- In 2017, CGMI agreed to a settlement stemming from allegations that it had overcharged 60,000 advisory clients by the amount of $18 million, relating primarily to the TRAK fund solutions program.
Citi Personal Wealth Management onboarding process
To reach out to one of the firm’s financial advisors, potential clients can call 1-877-357-3399 or search for local Citi locations with financial advisors using the search tool on the firm’s website. Before any relationship formally begins, clients must sign a program agreement that spells out the services and fees.
Once established as a client, expect to hear from Citi through periodic performance reviews or annual check-ins during which your advisor will make sure your situation has not changed.
Is Citi Personal Wealth Management right for you?

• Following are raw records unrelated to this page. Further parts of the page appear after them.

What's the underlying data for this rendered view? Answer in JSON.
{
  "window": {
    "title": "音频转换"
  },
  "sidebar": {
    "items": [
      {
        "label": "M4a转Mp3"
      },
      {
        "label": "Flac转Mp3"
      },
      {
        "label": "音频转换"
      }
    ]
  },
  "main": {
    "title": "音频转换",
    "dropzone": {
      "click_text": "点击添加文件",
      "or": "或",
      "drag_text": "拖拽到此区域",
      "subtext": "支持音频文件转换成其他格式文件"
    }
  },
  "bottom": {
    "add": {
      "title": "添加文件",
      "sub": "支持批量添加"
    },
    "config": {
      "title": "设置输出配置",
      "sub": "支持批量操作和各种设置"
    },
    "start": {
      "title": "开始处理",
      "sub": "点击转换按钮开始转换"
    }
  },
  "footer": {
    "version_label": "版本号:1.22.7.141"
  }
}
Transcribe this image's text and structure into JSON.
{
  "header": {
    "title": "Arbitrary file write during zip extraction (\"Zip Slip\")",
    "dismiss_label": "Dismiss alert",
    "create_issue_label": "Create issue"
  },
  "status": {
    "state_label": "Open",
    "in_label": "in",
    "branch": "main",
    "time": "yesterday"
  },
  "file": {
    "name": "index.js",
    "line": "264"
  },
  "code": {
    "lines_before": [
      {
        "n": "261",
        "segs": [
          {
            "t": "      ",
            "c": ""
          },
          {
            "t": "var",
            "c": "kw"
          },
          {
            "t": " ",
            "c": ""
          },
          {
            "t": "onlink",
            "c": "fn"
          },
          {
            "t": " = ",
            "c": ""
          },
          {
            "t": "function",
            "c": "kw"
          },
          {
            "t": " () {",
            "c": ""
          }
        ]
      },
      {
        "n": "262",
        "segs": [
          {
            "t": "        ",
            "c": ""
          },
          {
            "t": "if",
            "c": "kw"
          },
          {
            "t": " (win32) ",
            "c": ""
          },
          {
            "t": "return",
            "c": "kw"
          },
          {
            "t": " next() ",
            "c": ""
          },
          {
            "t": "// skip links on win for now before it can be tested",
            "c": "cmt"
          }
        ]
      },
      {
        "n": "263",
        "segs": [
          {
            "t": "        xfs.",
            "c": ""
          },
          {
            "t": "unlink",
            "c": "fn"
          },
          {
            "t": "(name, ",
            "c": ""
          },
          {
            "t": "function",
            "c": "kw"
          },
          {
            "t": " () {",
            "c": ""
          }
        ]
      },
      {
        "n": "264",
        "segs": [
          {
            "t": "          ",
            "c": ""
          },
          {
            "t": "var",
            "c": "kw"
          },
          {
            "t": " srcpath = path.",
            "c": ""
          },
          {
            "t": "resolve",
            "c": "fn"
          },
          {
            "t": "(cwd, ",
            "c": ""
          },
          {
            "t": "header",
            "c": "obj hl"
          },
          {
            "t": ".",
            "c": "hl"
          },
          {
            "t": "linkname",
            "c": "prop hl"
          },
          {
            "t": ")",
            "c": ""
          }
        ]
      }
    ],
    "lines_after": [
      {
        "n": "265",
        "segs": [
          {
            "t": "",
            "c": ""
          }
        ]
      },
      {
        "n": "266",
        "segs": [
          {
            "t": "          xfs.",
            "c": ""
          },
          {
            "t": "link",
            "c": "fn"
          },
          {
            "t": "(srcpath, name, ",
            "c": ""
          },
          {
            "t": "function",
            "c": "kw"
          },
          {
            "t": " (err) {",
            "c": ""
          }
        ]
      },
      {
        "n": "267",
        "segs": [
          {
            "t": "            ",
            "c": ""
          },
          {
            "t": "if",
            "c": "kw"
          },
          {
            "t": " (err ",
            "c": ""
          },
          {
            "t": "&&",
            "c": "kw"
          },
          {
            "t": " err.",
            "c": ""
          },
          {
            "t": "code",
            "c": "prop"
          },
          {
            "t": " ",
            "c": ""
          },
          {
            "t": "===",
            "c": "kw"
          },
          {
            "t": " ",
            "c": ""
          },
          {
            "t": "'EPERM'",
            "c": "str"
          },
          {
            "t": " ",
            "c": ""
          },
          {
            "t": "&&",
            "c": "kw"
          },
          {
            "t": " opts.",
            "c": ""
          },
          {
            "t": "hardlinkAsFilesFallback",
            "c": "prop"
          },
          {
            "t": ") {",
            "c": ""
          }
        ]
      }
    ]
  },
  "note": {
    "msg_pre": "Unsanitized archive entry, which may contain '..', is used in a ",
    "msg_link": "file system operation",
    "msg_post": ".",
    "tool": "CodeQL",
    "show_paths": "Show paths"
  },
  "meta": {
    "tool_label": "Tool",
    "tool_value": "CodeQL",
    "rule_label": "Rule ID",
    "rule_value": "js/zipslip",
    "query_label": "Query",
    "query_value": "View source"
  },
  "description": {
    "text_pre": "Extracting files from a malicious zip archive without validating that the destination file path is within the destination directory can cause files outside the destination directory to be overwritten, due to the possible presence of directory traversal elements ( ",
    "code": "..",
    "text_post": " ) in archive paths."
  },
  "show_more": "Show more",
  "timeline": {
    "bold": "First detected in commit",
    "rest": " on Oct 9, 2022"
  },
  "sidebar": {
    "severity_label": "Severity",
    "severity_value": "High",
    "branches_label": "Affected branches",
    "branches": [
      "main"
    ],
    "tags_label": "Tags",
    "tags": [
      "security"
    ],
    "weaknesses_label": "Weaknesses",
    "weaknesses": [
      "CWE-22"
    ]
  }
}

Citi Personal Wealth Management aims to offer Citi clients investment products and wealth management services alongside the brand’s traditional banking and product offerings. Current Citi clients can look at their advisory program offerings since they may qualify for some services, such as financial planning, at no-cost, or get discounts on other services. In addition, clients looking to establish a relationship with a large bank offering a laundry list of investment options can consider Citi.
Clients will need to speak to each specific advisor to determine his or her services and fees, since they vary by advisor. And remember, fees are negotiable. You’ll also want to keep in mind the fact that Citi Personal Wealth Management does earn commissions for certain products and services, and that not all advisors can offer every service, making it all the more important to ask questions of an advisor before moving forward in your relationship.